Water: Water Quality Standards Academy
Basic Course: Supplemental Topics (NPDES Permit 13)
- Listing Impaired Waters and Developing TMDLs
- Monitoring & Assessment
- NPDES Permit Program
- Point Source Control
- Permitting Authority
- Types of Permits
- Categories of Permits
- Permit Components
- Key Considerations
- Technology-Based Determination
- Water Quality-Based Determination
- WQBELs Process
- Step 1: Identify WQSs
- Step 2: Assess Concentration
- Pollutants of Concern
- Critical Conditions
- Dilution/Mixing Allowance
- Step 3: Establish Need
- Step 4: Calculate Limits
- Human Health Ambient Water Quality Criteria
- Aquatic Life Criteria
Characterizing the Effluent & Receiving Water: Identify Pollutants of Concern
State/Tribal authorities typically identify a pollutant of concern as any pollutant that falls into one of the following categories:
- Pollutants with an applicable technology-based effluent limit (TBEL). Thus, if the permit writer has already developed a TBEL for a particular pollutant, then he/she has to consider the pollutant a “concern” and determine whether the TBEL is sufficiently protective of water quality.

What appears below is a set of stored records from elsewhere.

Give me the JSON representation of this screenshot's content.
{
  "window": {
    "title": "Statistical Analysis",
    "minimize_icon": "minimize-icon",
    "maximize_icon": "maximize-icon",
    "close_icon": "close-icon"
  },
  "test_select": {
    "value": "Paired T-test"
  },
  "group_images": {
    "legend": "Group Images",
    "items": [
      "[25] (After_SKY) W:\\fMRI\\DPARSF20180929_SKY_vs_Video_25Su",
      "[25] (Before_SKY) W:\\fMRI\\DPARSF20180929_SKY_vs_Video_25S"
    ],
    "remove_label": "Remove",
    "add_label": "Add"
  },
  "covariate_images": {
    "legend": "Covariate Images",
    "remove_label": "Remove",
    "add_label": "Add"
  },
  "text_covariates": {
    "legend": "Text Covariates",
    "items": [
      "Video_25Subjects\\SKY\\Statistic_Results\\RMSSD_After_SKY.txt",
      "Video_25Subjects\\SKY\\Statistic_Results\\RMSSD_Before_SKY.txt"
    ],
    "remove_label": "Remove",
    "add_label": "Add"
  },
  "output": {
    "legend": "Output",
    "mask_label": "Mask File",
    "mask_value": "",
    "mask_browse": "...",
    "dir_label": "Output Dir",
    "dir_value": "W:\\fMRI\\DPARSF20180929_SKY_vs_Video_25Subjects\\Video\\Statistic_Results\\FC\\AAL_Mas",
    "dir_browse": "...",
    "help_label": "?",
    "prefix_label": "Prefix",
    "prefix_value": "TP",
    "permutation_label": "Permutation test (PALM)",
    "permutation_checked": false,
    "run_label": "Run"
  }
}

- Pollutants with a WLA from a TMDL or watershed analysis. Thus, if the total maximum daily load (TMDL) developers assigned a waste load allocation (WLA ) to a point source, then clearly it is of “concern” and the permit writer must ensure that the TMDL WLA is implemented through the NPDES permit.
- Pollutants identified as needing WQBELs in the previous permit. Thus, if this is a permit reissuance, the permit writer should reassess the need for water quality-based effluent limits for any pollutants that were regulated in the current permit.
- Pollutants identified as present in the effluent through monitoring. Thus, if the permit application or other effluent data indicate that a pollutant is present, then the permit writer should assess whether that pollutant could adversely affect water quality.
- Pollutants that are otherwise expected to be present in the discharge. In some cases, the permit writer may not have effluent data available (e.g., a new facility proposing to discharge). The permit writer may be able to establish that a pollutant is likely to be present in the effluent, based solely on the nature of the operation.